§ **PROBLEM TO WORK ON**
Look through the records, and wherever the string "from" turns up, copy out that line.

:: INFORMATION GIVEN

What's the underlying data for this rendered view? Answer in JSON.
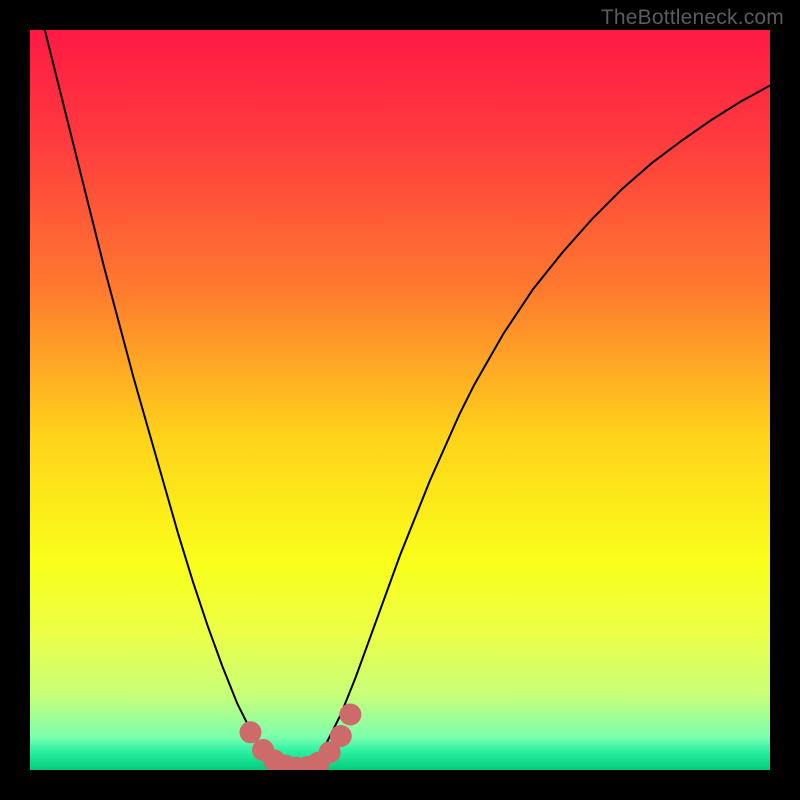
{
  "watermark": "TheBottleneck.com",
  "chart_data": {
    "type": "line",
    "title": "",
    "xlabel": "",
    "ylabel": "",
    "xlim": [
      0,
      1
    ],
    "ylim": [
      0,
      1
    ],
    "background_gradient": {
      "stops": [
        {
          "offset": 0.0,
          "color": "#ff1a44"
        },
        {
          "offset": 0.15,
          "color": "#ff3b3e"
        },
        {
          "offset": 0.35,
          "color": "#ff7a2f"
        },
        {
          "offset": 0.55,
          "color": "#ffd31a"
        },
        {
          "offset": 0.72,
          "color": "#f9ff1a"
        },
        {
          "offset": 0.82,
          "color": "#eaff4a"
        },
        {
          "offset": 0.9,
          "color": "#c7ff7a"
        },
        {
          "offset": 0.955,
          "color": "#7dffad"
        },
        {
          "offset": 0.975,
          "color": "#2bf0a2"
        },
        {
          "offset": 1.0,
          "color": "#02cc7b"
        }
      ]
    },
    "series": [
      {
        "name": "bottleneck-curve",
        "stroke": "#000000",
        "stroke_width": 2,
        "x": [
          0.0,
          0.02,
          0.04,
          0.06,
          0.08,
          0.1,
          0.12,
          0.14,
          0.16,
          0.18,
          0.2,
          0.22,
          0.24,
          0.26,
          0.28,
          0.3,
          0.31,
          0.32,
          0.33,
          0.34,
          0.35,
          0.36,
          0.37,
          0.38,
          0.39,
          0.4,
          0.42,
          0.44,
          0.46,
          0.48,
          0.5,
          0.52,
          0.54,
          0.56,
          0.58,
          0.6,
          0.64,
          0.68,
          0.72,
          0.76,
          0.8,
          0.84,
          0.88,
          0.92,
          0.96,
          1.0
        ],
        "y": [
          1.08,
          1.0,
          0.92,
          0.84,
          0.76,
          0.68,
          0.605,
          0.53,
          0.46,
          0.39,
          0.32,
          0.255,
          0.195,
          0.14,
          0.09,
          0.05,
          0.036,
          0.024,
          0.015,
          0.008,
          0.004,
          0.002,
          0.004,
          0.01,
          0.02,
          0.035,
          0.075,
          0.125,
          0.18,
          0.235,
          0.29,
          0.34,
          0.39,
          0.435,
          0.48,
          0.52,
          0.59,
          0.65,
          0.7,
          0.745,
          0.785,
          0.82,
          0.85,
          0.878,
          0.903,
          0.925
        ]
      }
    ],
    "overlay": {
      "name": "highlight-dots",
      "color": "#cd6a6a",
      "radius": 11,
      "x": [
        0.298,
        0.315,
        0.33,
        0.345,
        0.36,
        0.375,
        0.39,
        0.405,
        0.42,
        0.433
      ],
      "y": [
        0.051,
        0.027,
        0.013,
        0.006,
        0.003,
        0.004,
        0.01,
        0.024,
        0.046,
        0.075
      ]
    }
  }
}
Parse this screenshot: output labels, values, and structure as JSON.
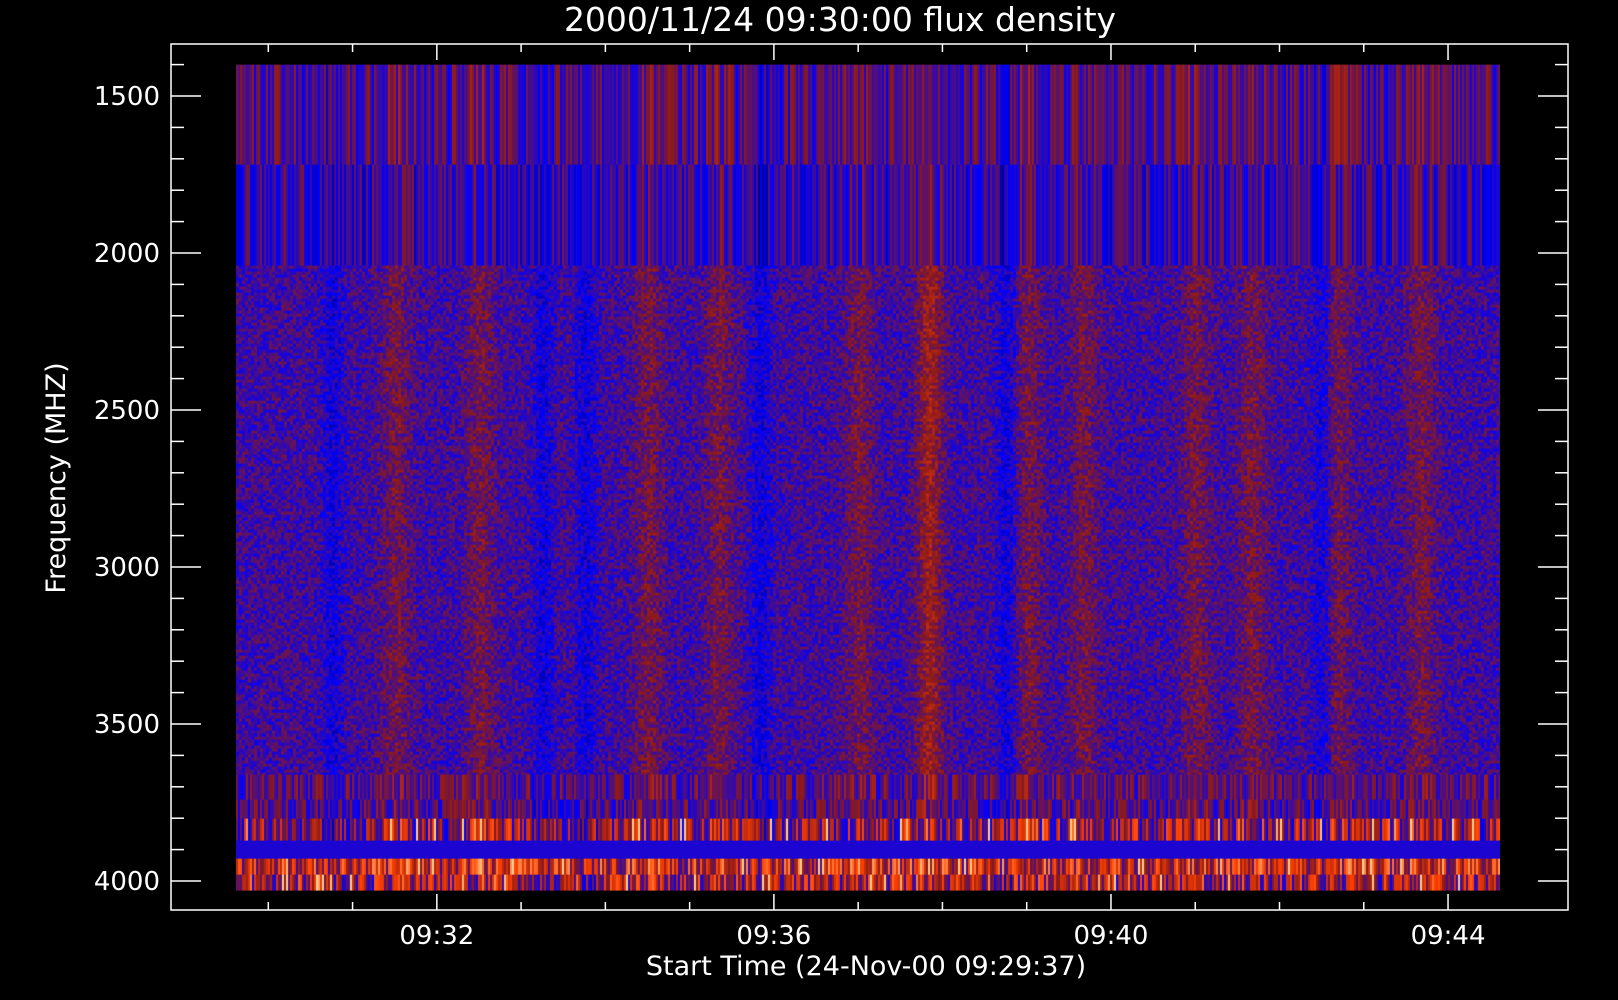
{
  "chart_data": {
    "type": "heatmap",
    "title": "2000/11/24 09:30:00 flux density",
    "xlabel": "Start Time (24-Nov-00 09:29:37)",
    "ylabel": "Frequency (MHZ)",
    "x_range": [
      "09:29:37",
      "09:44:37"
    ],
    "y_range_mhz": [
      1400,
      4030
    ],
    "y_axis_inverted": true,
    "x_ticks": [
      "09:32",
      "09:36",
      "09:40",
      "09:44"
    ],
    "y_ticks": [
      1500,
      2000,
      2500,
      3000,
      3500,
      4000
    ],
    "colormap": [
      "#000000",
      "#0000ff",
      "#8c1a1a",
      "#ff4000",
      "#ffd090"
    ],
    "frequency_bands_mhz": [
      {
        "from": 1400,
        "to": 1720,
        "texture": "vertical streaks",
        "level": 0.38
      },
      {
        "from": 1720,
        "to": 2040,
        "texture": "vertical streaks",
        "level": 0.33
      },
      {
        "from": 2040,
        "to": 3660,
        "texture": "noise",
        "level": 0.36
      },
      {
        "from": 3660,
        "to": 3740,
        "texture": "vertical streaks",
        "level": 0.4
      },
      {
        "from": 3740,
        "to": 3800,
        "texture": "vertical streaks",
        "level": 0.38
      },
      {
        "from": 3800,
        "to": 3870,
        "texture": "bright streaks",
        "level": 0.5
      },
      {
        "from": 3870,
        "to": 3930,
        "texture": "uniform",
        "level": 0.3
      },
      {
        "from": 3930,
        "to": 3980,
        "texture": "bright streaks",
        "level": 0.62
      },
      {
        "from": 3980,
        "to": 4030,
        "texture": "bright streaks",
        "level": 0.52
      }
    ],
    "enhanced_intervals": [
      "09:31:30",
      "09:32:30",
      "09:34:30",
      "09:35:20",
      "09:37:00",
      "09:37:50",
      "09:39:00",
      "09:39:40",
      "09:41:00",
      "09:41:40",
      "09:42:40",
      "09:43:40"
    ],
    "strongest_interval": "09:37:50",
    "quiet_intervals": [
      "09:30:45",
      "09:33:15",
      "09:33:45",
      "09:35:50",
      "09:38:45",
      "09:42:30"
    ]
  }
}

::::

§ **REPLY TO THE EXERCISE**
        "from": 1400,
        "from": 1720,
        "from": 2040,
        "from": 3660,
        "from": 3740,
        "from": 3800,
        "from": 3870,
        "from": 3930,
        "from": 3980,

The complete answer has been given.